Bestselling author Susan Orlean, right, poses with a fan after she spoke at the Watertown Free Public Library on Thursday. For writer Susan Orlean, trips to her hometown library in Shaker Heights, Ohio, had been a childhood ritual, a way of bonding with her mother as they collected armfuls of books to read and discussed their borrowed treasures on the ride home. Even today, she can remember the sights and smells of that small branch library, and the thump of the date-stamp machine as it gave the books their due dates. But for all the magic of those early visits, the adult Orlean became more of a bookstore customer than a library patron, a buyer rather than a borrower. She rediscovered her fascination with libraries around 2010, when she took her young son to visit their local library.
The following piece was provided by the Watertown Free Public Library:
Tucked away in the basement of Town Hall, Watertown Free Public Library first opened its doors on March 31, 1869 under founding director Solon Whitney. In those early years, the library was open two days a week, four hours a day. The library was well used, but there was intense disagreement over the value of fiction. In 1882, one trustee argued that “the modern story has no place in a town library.” Some worried that novels would corrupt the minds of Watertown youth. Much has changed in 150 years.
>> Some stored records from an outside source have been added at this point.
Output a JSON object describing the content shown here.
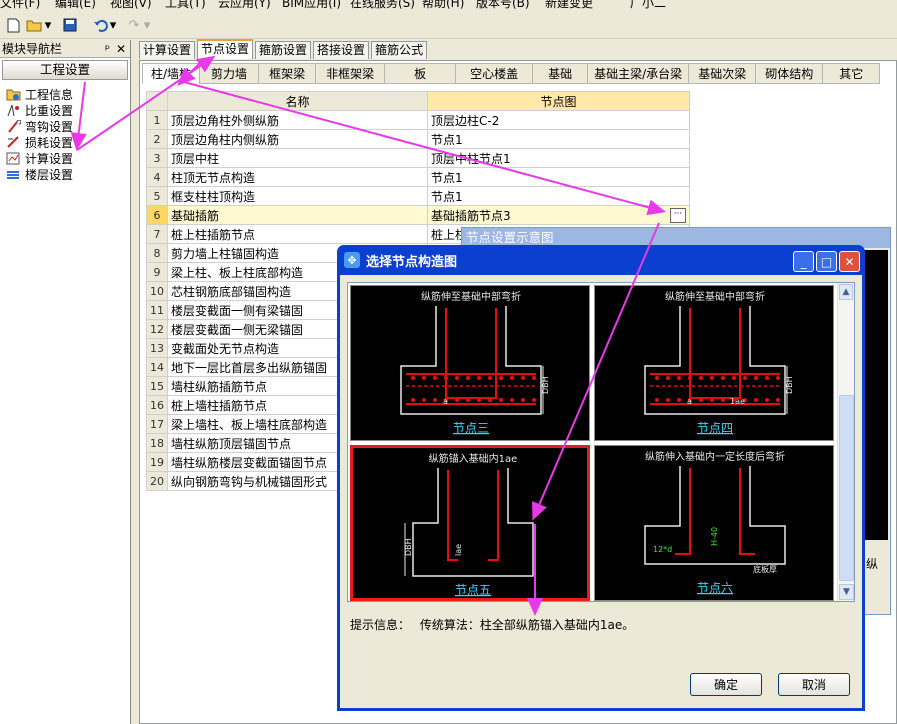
{
  "menubar": {
    "items": [
      "文件(F)",
      "编辑(E)",
      "视图(V)",
      "工具(T)",
      "云应用(Y)",
      "BIM应用(I)",
      "在线服务(S)",
      "帮助(H)",
      "版本号(B)",
      "新建变更",
      "广小二"
    ]
  },
  "toolbar": {
    "icons": [
      "new-file-icon",
      "open-folder-icon",
      "save-icon",
      "undo-icon",
      "redo-icon"
    ]
  },
  "nav": {
    "title": "模块导航栏",
    "pin_glyph": "ᵖ",
    "close_glyph": "✕",
    "group": "工程设置",
    "items": [
      {
        "label": "工程信息",
        "icon": "info-icon"
      },
      {
        "label": "比重设置",
        "icon": "weight-icon"
      },
      {
        "label": "弯钩设置",
        "icon": "hook-icon"
      },
      {
        "label": "损耗设置",
        "icon": "loss-icon"
      },
      {
        "label": "计算设置",
        "icon": "calc-icon"
      },
      {
        "label": "楼层设置",
        "icon": "floor-icon"
      }
    ]
  },
  "tabs": [
    "计算设置",
    "节点设置",
    "箍筋设置",
    "搭接设置",
    "箍筋公式"
  ],
  "active_tab": "节点设置",
  "subtabs": [
    "柱/墙柱",
    "剪力墙",
    "框架梁",
    "非框架梁",
    "板",
    "空心楼盖",
    "基础",
    "基础主梁/承台梁",
    "基础次梁",
    "砌体结构",
    "其它"
  ],
  "grid": {
    "headers": [
      "名称",
      "节点图"
    ],
    "rows": [
      {
        "no": "1",
        "name": "顶层边角柱外侧纵筋",
        "node": "顶层边柱C-2"
      },
      {
        "no": "2",
        "name": "顶层边角柱内侧纵筋",
        "node": "节点1"
      },
      {
        "no": "3",
        "name": "顶层中柱",
        "node": "顶层中柱节点1"
      },
      {
        "no": "4",
        "name": "柱顶无节点构造",
        "node": "节点1"
      },
      {
        "no": "5",
        "name": "框支柱柱顶构造",
        "node": "节点1"
      },
      {
        "no": "6",
        "name": "基础插筋",
        "node": "基础插筋节点3"
      },
      {
        "no": "7",
        "name": "桩上柱插筋节点",
        "node": "桩上柱"
      },
      {
        "no": "8",
        "name": "剪力墙上柱锚固构造",
        "node": ""
      },
      {
        "no": "9",
        "name": "梁上柱、板上柱底部构造",
        "node": ""
      },
      {
        "no": "10",
        "name": "芯柱钢筋底部锚固构造",
        "node": ""
      },
      {
        "no": "11",
        "name": "楼层变截面一侧有梁锚固",
        "node": ""
      },
      {
        "no": "12",
        "name": "楼层变截面一侧无梁锚固",
        "node": ""
      },
      {
        "no": "13",
        "name": "变截面处无节点构造",
        "node": ""
      },
      {
        "no": "14",
        "name": "地下一层比首层多出纵筋锚固",
        "node": ""
      },
      {
        "no": "15",
        "name": "墙柱纵筋插筋节点",
        "node": ""
      },
      {
        "no": "16",
        "name": "桩上墙柱插筋节点",
        "node": ""
      },
      {
        "no": "17",
        "name": "梁上墙柱、板上墙柱底部构造",
        "node": ""
      },
      {
        "no": "18",
        "name": "墙柱纵筋顶层锚固节点",
        "node": ""
      },
      {
        "no": "19",
        "name": "墙柱纵筋楼层变截面锚固节点",
        "node": ""
      },
      {
        "no": "20",
        "name": "纵向钢筋弯钩与机械锚固形式",
        "node": ""
      }
    ],
    "selected_row": 6,
    "ellipsis": "···"
  },
  "bg_window": {
    "title": "节点设置示意图",
    "edge_text": "纵"
  },
  "dialog": {
    "title": "选择节点构造图",
    "title_icon": "✥",
    "buttons": {
      "minimize": "_",
      "maximize": "□",
      "close": "✕",
      "ok": "确定",
      "cancel": "取消"
    },
    "cells": [
      {
        "heading": "纵筋伸至基础中部弯折",
        "caption": "节点三",
        "dim_a": "a",
        "dim_h": "DBH",
        "selected": false
      },
      {
        "heading": "纵筋伸至基础中部弯折",
        "caption": "节点四",
        "dim_a": "a",
        "dim_h": "DBH",
        "dim_lae": "1ae",
        "selected": false
      },
      {
        "heading": "纵筋锚入基础内1ae",
        "caption": "节点五",
        "dim_h": "DBH",
        "dim_lae": "lae",
        "selected": true
      },
      {
        "heading": "纵筋伸入基础内一定长度后弯折",
        "caption": "节点六",
        "dim_d": "12*d",
        "dim_h": "H-40",
        "dim_b": "底板厚",
        "selected": false
      }
    ],
    "info_label": "提示信息：",
    "info_text": "传统算法：柱全部纵筋锚入基础内1ae。"
  },
  "colors": {
    "annotation_arrow": "#e839e8",
    "selection": "#e81c1c",
    "caption": "#3ad6ff",
    "rebar": "#e01010"
  }
}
A postcard showing what the Watertown Free Public Library building looked like. It was built in 1884. The date of the postcard is not known. The Watertown Free Public Library has come a long way since it opened on March 31, 1869. In early April, the Library will host a party to celebrate the 150th anniversary of the opening of the library.
The following announcement came from the Watertown Library:
In March and April, Watertown Free Public Library will offer a wide range of special events inspired by The Library Book by Susan Orlean. The Library Book is WFPL’s 2019 pick for One Book, One Watertown, an annual reading event designed to bring the community together. On April 4, 2019, Orlean will visit the library for an author talk and book signing. WFPL staff chose to read and promote The Library Book this year partly as a nod to the library’s 150th anniversary, which falls on March 31. Librarian Kerrianne Mcquown writes: “We chose The Library Book as our community read because it is a beautiful ode that amply illustrates the importance and vitality of libraries in our current age. Author Susan Orlean will visit Watertown to speak about her book “The Library Book.”
The Kelly Girls will perform as part of the Watertown Library’s Winter Concert Series. The Watertown Library provided the following announcement:
The Watertown Free Public Library’s final Winter Concert features the Celtic sounds of The Kelly Girls. The group will perform at the Library on Sunday, March 3, at 2 p.m. in the Watertown Savings Bank Room. The performance is free and open to the public. The Celtic band the Kelly Girls have quickly gained recognition as one of the most entertaining Celtic Bands in New England.
Historical interpreter Bil Lewis will portray President James Madison at the Watertown Free Public Library. Former U.S. President James Madison will be the guest at the next Democracy Talks at the Watertown Free Public Library. Historical interpreter Bil Lewis will present, in character, “James Madison and the Coming of Age of the U.S.” on Thursday, Feb. 21 at 7 p.m. in the Watertown Savings Bank Room.
Watertown Free Public Library. As we near the 150th anniversary of the Watertown Public Library, I wanted to pay tribute to this invaluable institution that has had a profound impact on my life. When we think of libraries, often the first thing we think of is books. While the Watertown Library has a great selection of books and is also connected to the Minuteman Network catalogue, the library is so much more than books. In middle school, high school, and as an undergrad in college, I did not have a computer, so I relied on the library computers and internet to do my school work.